There have been protests at Anderton Park Primary School over the curriculum almost every day for the past seven weeks, the BBC reports. "The complaints at Anderton Park, mainly from Muslim protesters, focus on lessons for which pupils have been given books featuring cross-dressing children and gay families," according to the broadcaster. The lessons, known as "relationship education," have drawn criticism elsewhere in England as well, but they will become compulsory in all schools next year.
Police are now investigating the threats to head teacher Sarah Hewitt-Clarkson. The news report did not specify the nature of the threats but said the investigation also extends to clashes between protesters and counter-protesters outside the school. Eggs have been thrown at counterprotesters, and there have been three reports of assault and two of criminal damage, the BBC notes.

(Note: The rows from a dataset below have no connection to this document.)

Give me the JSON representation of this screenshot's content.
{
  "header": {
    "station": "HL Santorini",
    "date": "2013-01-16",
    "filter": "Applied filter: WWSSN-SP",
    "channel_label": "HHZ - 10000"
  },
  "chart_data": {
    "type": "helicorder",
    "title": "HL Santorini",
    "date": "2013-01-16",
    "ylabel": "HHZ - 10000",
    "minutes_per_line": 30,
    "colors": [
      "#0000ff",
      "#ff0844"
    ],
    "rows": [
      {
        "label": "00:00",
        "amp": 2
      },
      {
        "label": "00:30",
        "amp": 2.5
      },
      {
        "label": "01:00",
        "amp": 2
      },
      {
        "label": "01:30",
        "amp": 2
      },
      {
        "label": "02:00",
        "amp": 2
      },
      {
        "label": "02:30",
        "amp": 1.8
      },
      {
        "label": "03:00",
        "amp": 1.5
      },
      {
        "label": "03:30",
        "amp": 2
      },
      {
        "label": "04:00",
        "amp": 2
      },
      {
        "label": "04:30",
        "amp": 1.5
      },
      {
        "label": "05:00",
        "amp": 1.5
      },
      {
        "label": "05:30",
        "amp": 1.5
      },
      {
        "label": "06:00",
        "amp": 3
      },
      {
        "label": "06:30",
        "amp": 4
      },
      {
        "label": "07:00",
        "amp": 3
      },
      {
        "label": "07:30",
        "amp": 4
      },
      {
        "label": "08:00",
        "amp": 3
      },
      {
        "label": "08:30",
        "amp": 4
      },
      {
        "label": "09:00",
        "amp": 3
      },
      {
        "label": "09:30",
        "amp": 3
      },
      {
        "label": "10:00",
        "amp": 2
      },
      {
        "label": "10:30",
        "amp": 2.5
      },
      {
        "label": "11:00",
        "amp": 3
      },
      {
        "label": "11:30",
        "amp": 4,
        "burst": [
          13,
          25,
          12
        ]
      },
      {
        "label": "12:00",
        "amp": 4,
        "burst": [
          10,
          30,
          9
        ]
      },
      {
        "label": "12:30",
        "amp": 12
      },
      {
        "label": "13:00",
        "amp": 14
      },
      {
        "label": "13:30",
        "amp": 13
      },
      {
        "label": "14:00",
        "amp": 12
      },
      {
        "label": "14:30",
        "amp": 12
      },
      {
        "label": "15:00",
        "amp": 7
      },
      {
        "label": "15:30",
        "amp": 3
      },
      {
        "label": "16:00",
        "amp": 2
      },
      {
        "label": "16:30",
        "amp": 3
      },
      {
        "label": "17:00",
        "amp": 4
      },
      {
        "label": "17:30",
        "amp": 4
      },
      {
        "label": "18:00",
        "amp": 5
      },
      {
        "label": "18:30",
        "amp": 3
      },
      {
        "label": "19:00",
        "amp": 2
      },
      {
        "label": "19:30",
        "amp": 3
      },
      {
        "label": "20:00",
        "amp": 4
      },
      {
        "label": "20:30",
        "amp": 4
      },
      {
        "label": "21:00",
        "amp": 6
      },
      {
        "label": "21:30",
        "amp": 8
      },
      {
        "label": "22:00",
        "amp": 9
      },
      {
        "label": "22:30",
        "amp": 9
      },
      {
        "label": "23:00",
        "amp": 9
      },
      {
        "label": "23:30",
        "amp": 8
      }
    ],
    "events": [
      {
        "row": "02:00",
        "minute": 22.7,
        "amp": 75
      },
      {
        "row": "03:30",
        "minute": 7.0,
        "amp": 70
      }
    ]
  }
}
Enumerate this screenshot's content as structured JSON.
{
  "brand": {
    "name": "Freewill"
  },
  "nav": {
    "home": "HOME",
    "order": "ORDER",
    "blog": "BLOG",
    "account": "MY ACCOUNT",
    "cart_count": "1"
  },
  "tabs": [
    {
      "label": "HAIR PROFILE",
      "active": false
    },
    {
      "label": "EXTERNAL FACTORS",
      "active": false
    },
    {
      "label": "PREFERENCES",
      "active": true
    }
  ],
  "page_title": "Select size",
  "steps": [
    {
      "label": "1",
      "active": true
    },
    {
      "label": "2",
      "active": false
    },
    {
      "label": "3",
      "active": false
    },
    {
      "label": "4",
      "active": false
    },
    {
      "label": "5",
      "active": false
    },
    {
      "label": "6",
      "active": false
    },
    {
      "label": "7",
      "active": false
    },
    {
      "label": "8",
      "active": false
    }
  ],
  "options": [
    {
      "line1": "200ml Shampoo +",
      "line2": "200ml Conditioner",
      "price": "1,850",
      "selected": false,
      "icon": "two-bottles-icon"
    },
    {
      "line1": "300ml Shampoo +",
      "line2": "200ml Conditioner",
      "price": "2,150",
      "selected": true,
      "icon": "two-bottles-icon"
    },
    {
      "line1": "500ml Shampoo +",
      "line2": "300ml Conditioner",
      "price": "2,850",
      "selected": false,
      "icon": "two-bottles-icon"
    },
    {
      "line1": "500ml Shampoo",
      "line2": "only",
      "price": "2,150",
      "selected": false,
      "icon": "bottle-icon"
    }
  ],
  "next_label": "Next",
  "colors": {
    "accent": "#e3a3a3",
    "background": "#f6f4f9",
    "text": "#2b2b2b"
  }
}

The protests have been disruptive, Hewitt-Clarkson said. "There's a whole variety of emotions: embarrassment for lots of our community and our parents who think this is just awful what's happening; frustration that it's going on so long; frustration that great British laws like 'you can protest peacefully' actually are causing us a problem," she told the BBC. "It's interesting what a normal person on the street would think peaceful means and what actually is peaceful outside here." The demonstrations are "loud," "aggressive," and "tiresome," she said.
She has scheduled a dozen meetings with parents over the next month to address the situation, she said. She has been accused of being Islamophobic because many of the protesters are conservative Muslims, but she said she believes in "equality for everybody."
The leader of the protests, Shakeel Afsar, called the lessons "social engineering programs which undermine our family values by promoting child sexualization." Afsar, who has no children at the school, claimed that 600 of the 700-member student body were kept out of school in protest Monday. But Anderton Park officials said at least half the students were in school.
Supporters of the curriculum have posted positive messages on the school building, with "Love Is the Answer" and other supportive slogans inside heart shapes.
Police and city officials are considering whether the school can be made an "exclusion zone" where protests can be banned. "Frankly, a primary school is no place for the continuance of a large-scale protest, however lawful," Dave Thompson, chief constable for the West Midlands region, told The Guardian.
"In this holy period of Ramadan, and as we celebrate Pride in our city, I urge those involved and those who can influence these events to think again and consider how they can come together to discuss these strongly held views and bring this protest to an end," he added.